**Exercise prompt**
Where a line in the listing contains the string "range", copy that line out.

**Records shown**

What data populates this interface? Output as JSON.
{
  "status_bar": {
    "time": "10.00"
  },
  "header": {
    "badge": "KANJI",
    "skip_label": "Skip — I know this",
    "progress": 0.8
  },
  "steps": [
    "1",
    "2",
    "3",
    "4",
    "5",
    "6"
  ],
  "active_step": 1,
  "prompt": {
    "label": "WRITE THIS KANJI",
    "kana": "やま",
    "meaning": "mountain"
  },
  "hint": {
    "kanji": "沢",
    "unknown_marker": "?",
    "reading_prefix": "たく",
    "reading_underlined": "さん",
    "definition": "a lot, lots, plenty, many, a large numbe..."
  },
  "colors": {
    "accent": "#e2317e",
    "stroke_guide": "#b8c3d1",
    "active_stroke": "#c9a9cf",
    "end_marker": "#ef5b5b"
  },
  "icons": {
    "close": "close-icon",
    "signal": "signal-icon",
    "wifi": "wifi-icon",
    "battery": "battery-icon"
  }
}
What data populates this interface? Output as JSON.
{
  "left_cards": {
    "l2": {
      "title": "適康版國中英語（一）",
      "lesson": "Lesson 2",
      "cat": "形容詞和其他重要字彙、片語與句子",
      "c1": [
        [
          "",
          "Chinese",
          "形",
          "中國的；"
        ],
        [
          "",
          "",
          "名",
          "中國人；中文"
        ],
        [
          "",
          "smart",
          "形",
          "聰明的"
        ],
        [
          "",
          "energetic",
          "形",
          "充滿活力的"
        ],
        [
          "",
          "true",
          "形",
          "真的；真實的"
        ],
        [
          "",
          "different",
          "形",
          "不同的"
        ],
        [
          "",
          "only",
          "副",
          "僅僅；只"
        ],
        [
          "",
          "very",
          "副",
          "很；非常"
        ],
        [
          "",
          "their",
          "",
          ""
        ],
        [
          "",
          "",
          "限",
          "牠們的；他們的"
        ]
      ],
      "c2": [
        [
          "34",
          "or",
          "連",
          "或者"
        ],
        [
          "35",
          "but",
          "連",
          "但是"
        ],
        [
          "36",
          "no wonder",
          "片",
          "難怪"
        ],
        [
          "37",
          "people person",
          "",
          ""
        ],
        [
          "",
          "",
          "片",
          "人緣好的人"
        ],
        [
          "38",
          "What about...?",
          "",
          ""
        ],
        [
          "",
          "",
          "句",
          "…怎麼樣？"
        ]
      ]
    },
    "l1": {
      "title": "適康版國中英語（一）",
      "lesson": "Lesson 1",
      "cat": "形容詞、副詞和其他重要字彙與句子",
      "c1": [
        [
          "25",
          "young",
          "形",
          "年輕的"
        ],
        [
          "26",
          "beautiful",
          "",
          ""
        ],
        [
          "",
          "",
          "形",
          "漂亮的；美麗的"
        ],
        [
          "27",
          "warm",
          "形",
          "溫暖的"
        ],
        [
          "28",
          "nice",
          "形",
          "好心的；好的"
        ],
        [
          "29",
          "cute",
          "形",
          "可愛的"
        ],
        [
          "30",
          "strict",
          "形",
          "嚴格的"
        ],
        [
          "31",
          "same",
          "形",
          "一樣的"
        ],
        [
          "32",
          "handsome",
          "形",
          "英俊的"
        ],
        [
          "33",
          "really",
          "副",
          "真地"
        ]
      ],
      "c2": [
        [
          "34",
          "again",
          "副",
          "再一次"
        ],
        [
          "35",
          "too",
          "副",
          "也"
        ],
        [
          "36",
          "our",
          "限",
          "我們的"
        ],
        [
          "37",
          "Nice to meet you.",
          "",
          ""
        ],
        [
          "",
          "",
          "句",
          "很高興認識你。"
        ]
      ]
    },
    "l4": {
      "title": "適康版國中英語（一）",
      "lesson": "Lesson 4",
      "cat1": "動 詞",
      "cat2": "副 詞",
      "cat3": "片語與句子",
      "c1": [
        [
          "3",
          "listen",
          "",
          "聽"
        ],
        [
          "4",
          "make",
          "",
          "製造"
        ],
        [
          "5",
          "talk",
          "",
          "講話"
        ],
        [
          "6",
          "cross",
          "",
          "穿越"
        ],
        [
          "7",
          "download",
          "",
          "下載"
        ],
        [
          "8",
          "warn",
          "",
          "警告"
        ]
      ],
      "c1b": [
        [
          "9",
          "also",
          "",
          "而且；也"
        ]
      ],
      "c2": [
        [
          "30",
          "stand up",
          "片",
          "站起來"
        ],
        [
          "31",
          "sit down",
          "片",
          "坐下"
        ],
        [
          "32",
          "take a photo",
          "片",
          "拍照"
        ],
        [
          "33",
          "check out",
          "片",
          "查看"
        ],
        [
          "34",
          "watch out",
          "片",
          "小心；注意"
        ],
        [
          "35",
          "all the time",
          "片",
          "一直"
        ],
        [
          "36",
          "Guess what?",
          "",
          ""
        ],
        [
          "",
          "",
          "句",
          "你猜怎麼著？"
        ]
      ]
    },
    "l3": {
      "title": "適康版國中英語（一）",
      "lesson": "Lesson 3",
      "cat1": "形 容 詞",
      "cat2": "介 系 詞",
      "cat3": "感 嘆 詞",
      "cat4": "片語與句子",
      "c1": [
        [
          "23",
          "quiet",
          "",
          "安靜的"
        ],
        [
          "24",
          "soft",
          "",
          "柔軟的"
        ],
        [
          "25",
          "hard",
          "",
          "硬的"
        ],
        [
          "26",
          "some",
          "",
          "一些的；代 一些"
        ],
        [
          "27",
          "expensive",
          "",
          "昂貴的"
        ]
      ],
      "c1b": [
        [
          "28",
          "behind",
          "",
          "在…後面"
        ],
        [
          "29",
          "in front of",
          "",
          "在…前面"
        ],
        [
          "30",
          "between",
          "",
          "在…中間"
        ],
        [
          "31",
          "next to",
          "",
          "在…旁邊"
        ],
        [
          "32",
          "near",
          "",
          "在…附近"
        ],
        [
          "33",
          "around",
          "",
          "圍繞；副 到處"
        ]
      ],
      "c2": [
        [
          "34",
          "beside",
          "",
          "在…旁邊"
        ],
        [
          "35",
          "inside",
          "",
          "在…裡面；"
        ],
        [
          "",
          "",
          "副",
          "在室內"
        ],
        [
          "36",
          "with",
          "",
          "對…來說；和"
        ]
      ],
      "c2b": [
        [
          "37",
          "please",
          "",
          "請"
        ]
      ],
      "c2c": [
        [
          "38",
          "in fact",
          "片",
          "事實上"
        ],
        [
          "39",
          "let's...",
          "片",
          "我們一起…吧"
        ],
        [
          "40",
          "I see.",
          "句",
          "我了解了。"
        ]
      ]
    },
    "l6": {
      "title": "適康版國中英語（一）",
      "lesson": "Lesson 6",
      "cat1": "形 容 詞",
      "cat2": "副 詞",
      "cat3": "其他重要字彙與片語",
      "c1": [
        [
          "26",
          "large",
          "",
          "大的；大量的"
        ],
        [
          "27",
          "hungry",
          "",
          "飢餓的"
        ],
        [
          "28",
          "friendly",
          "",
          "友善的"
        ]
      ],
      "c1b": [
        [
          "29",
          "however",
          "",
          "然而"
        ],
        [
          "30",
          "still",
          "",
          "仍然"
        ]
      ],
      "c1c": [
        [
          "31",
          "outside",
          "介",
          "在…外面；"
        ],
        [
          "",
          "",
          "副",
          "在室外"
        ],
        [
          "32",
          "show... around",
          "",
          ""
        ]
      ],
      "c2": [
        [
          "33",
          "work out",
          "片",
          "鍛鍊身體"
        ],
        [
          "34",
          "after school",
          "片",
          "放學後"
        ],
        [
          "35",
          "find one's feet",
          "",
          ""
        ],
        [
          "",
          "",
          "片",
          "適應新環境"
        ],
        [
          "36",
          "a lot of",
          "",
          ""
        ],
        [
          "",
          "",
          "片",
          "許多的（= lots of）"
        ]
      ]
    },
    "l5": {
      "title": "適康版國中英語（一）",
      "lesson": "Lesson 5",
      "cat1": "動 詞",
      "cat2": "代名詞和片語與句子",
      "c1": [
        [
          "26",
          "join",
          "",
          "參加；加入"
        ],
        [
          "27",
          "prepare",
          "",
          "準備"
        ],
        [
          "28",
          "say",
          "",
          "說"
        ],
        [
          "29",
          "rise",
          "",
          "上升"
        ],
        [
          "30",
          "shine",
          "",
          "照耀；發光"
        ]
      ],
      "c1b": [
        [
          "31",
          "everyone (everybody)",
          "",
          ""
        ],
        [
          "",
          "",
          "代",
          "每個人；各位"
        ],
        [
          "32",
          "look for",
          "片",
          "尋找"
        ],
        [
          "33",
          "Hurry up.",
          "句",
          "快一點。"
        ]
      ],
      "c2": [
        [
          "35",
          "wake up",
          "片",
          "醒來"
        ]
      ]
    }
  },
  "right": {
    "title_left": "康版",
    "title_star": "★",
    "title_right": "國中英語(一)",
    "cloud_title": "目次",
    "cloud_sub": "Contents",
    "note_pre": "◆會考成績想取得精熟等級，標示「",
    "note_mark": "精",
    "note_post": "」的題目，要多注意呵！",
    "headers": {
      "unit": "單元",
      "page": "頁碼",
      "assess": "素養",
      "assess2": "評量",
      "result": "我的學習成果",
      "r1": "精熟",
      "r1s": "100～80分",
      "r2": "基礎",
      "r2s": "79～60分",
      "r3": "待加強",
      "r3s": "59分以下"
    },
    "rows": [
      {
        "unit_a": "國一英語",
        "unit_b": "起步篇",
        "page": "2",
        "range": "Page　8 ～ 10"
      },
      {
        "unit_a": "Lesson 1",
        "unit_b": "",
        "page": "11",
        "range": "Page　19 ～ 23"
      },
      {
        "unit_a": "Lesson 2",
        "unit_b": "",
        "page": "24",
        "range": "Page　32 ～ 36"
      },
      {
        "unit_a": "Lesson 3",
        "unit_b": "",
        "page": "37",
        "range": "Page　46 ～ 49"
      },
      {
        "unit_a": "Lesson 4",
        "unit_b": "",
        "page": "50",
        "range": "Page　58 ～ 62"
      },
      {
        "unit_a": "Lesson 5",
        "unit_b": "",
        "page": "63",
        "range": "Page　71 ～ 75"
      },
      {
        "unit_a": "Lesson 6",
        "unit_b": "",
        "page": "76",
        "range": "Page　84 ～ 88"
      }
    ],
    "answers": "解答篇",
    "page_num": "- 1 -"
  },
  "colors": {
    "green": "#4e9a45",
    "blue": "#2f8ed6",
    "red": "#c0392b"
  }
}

**Response below**
        "range": "Page　8 ～ 10"
        "range": "Page　19 ～ 23"
        "range": "Page　32 ～ 36"
        "range": "Page　46 ～ 49"
        "range": "Page　58 ～ 62"
        "range": "Page　71 ～ 75"
        "range": "Page　84 ～ 88"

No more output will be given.